=== Data for this exercise ===
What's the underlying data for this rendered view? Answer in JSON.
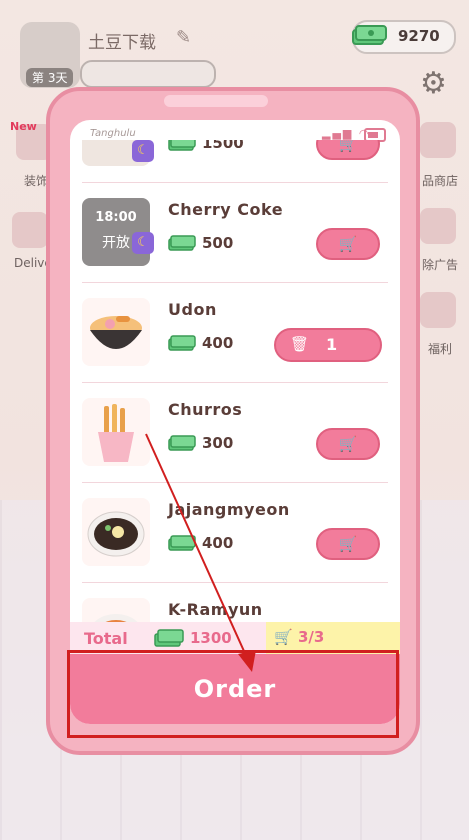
{
  "player": {
    "name": "土豆下载",
    "day_badge": "第 3天"
  },
  "money": {
    "balance": "9270"
  },
  "side_menu_left": [
    {
      "label": "装饰"
    },
    {
      "label": "Delive"
    }
  ],
  "side_menu_left_badge": "New",
  "side_menu_right": [
    {
      "label": "品商店"
    },
    {
      "label": "除广告"
    },
    {
      "label": "福利"
    }
  ],
  "phone": {
    "carrier": "Tanghulu"
  },
  "menu": {
    "items": [
      {
        "name": "",
        "price": "1500",
        "action": "cart"
      },
      {
        "name": "Cherry Coke",
        "price": "500",
        "locked_time": "18:00",
        "locked_label": "开放",
        "action": "cart"
      },
      {
        "name": "Udon",
        "price": "400",
        "action": "qty",
        "qty": "1"
      },
      {
        "name": "Churros",
        "price": "300",
        "action": "cart"
      },
      {
        "name": "Jajangmyeon",
        "price": "400",
        "action": "cart"
      },
      {
        "name": "K-Ramyun",
        "price": "",
        "action": "cart"
      }
    ]
  },
  "summary": {
    "total_label": "Total",
    "total_value": "1300",
    "cart_count": "3/3"
  },
  "order_button": {
    "label": "Order"
  },
  "colors": {
    "accent": "#f27c9b",
    "annotation": "#d11f1f"
  }
}
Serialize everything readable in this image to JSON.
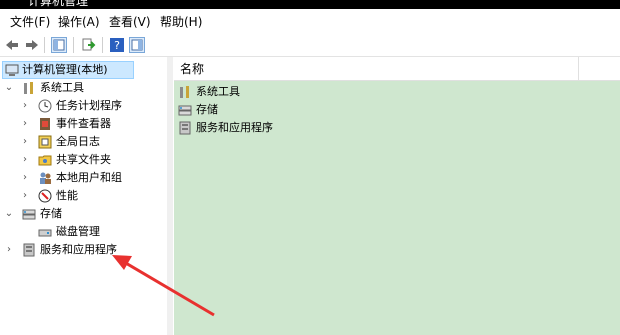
{
  "window": {
    "title": "计算机管理"
  },
  "menu": [
    "文件(F)",
    "操作(A)",
    "查看(V)",
    "帮助(H)"
  ],
  "toolbar": {
    "buttons": [
      "back-icon",
      "forward-icon",
      "show-hide-tree-icon",
      "export-list-icon",
      "help-icon",
      "show-action-pane-icon"
    ]
  },
  "tree": {
    "root": "计算机管理(本地)",
    "system_tools": {
      "label": "系统工具",
      "children": [
        "任务计划程序",
        "事件查看器",
        "全局日志",
        "共享文件夹",
        "本地用户和组",
        "性能"
      ]
    },
    "storage": {
      "label": "存储",
      "children": [
        "磁盘管理"
      ]
    },
    "services": {
      "label": "服务和应用程序"
    }
  },
  "list": {
    "column_name": "名称",
    "items": [
      "系统工具",
      "存储",
      "服务和应用程序"
    ]
  },
  "colors": {
    "list_bg": "#cfe7cf",
    "selection": "#cce8ff",
    "annotation_arrow": "#e8312f"
  }
}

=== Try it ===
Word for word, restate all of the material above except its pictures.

=== Solution to this task ===
What's the underlying data for this rendered view? Answer in JSON.
{
  "player": {
    "name": "土豆下载",
    "day_badge": "第 3天"
  },
  "money": {
    "balance": "9270"
  },
  "side_menu_left": [
    {
      "label": "装饰"
    },
    {
      "label": "Delive"
    }
  ],
  "side_menu_left_badge": "New",
  "side_menu_right": [
    {
      "label": "品商店"
    },
    {
      "label": "除广告"
    },
    {
      "label": "福利"
    }
  ],
  "phone": {
    "carrier": "Tanghulu"
  },
  "menu": {
    "items": [
      {
        "name": "",
        "price": "1500",
        "action": "cart"
      },
      {
        "name": "Cherry Coke",
        "price": "500",
        "locked_time": "18:00",
        "locked_label": "开放",
        "action": "cart"
      },
      {
        "name": "Udon",
        "price": "400",
        "action": "qty",
        "qty": "1"
      },
      {
        "name": "Churros",
        "price": "300",
        "action": "cart"
      },
      {
        "name": "Jajangmyeon",
        "price": "400",
        "action": "cart"
      },
      {
        "name": "K-Ramyun",
        "price": "",
        "action": "cart"
      }
    ]
  },
  "summary": {
    "total_label": "Total",
    "total_value": "1300",
    "cart_count": "3/3"
  },
  "order_button": {
    "label": "Order"
  },
  "colors": {
    "accent": "#f27c9b",
    "annotation": "#d11f1f"
  }
}
Serialize everything readable in this image to JSON.
{
  "window": {
    "title": "计算机管理"
  },
  "menu": [
    "文件(F)",
    "操作(A)",
    "查看(V)",
    "帮助(H)"
  ],
  "toolbar": {
    "buttons": [
      "back-icon",
      "forward-icon",
      "show-hide-tree-icon",
      "export-list-icon",
      "help-icon",
      "show-action-pane-icon"
    ]
  },
  "tree": {
    "root": "计算机管理(本地)",
    "system_tools": {
      "label": "系统工具",
      "children": [
        "任务计划程序",
        "事件查看器",
        "全局日志",
        "共享文件夹",
        "本地用户和组",
        "性能"
      ]
    },
    "storage": {
      "label": "存储",
      "children": [
        "磁盘管理"
      ]
    },
    "services": {
      "label": "服务和应用程序"
    }
  },
  "list": {
    "column_name": "名称",
    "items": [
      "系统工具",
      "存储",
      "服务和应用程序"
    ]
  },
  "colors": {
    "list_bg": "#cfe7cf",
    "selection": "#cce8ff",
    "annotation_arrow": "#e8312f"
  }
}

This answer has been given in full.